However there its a host of leather alternatives popping up on the market, which are not derived from polyester or plastic. With the rise of fruit leather, such as pineapple leather - made from the fibres of pineapple leaves, which are a by-product of the fruit’s harvest, fish leather, crafted from the skin of salmon fish and also a by-product as well as fungus leather, there is an increasing number of alternatives to be used aside from more traditional types of leather. Perhaps the most controversial and potentially beneficial leather of all remains bio-grown leather, leather which is genetically grown in a lab. Modern Meadows, a Brooklyn-based biotech startup aims to fulfill the planet’s demand for both meat and leather, in a way that does not destroy the planet or animals in the process. The pros of growing leather in a lab would see the resources needed to sustain the planet's 60 billion livestock, such as water, land, chemicals and energy, dramatically cut whilst saving the lives of all these animals. It would also cut down on waste from the leather industry, as the exact size of the needed leather products could be grown. However, there is a catch to bio-grown leather. Although its title would suggest that no animals would be harmed or used in the making of this leather, at the moment scientific research is still depended on the use of animal stem cells to grow the skin cells in the lab.
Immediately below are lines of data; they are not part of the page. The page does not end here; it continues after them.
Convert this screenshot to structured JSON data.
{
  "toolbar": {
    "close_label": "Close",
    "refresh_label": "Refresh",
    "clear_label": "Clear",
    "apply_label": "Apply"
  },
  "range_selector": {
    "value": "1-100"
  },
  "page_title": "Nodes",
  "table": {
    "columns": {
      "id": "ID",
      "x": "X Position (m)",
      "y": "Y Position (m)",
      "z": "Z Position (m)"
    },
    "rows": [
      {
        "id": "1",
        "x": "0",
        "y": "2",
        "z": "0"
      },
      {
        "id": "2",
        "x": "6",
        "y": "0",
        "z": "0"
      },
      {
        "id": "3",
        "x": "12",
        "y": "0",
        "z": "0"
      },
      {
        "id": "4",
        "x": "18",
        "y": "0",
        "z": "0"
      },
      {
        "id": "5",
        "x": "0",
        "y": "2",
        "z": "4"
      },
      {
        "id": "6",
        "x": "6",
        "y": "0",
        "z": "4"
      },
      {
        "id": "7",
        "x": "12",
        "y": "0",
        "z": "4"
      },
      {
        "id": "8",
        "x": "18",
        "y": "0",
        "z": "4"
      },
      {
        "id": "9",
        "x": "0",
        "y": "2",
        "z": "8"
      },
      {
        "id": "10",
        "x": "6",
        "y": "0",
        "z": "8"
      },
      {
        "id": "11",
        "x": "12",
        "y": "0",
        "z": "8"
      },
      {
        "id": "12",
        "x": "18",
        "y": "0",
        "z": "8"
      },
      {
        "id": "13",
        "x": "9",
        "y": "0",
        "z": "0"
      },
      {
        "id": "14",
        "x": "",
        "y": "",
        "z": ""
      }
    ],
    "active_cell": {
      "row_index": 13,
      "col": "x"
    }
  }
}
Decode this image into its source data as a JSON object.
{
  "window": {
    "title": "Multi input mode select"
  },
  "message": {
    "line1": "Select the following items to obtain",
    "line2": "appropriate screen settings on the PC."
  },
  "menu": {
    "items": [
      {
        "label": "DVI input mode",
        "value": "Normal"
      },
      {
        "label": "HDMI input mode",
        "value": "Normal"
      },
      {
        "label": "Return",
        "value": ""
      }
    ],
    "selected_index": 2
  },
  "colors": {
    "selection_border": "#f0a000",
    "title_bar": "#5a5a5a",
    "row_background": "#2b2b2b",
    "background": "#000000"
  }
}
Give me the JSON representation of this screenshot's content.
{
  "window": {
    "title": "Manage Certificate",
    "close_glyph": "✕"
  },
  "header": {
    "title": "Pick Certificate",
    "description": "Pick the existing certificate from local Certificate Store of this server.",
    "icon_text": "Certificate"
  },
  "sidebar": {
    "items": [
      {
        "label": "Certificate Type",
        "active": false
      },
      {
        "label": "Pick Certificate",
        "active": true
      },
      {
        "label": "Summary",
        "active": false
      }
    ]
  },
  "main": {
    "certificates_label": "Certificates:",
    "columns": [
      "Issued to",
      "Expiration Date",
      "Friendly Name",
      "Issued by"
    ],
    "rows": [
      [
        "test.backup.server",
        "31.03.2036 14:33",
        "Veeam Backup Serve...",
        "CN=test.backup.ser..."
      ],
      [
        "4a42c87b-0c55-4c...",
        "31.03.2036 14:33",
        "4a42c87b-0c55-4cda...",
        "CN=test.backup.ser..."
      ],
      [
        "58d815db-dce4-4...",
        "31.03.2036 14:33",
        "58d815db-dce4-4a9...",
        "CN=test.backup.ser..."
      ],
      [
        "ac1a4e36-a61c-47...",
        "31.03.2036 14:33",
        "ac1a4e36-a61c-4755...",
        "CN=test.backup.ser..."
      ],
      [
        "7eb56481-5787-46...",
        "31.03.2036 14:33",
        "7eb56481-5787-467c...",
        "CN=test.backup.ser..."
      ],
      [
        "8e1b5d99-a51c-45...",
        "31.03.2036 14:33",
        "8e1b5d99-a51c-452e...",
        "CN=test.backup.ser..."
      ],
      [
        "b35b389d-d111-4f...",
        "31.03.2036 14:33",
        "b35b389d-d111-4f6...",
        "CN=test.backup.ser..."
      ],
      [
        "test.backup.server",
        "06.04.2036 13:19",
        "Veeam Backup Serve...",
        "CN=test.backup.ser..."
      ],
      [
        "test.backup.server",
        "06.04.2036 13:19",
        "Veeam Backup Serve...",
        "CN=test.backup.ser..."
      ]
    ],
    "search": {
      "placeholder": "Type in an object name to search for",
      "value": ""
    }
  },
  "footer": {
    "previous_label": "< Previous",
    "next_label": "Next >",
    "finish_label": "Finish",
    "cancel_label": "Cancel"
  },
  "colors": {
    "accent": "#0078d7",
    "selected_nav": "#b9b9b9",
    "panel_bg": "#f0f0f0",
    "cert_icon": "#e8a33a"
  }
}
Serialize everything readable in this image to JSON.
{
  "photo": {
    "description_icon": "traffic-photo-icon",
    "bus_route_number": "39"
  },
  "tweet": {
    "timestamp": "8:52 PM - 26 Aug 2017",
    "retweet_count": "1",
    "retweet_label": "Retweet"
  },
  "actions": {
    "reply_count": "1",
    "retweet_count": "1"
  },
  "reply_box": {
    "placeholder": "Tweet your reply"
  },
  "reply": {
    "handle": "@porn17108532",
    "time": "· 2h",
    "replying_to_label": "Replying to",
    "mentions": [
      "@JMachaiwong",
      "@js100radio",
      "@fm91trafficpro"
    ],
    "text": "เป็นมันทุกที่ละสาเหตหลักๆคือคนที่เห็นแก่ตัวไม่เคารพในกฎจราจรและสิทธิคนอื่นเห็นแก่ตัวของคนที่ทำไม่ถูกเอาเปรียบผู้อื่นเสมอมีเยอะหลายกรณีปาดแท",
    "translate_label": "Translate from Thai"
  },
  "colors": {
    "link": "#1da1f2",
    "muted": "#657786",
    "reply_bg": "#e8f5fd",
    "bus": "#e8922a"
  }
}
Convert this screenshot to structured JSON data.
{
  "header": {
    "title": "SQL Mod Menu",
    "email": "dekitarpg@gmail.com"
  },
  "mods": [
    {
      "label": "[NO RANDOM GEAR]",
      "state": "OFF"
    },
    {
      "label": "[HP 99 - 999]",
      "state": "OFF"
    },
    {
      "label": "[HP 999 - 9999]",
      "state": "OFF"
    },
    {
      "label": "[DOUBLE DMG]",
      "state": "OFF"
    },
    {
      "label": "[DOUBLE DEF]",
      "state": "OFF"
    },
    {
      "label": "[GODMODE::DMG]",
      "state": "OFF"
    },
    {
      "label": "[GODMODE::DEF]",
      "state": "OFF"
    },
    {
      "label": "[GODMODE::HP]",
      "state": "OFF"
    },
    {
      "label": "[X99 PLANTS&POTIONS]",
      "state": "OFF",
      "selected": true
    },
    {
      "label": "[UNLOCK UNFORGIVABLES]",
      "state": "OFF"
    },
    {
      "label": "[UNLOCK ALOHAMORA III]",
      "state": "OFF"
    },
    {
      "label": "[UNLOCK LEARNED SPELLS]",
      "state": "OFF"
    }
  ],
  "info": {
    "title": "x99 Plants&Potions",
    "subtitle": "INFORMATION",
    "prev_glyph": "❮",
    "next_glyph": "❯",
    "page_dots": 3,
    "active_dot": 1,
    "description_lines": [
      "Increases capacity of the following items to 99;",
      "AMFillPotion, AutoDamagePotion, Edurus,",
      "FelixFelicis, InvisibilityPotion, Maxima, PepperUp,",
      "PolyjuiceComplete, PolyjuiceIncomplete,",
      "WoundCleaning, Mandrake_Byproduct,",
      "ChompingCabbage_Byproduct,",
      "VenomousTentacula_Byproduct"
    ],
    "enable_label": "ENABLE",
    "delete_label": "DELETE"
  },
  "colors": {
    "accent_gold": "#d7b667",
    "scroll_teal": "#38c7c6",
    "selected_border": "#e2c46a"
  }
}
In addition, until more industries, such as the fashion industry, begin to invest in companies like Modern Meadows, the cost of lab grown leather will remain much higher than normal leather. But, with time and the right resources, more and more tech start-ups like Modern Meadow will offer affordable solutions for the industry's resource problems and as the planet’s arable land continued to dwindle the future of lab grown leather, shoes and shirts is closer than you think.
Stay tuned for part V of the series, out June 23rd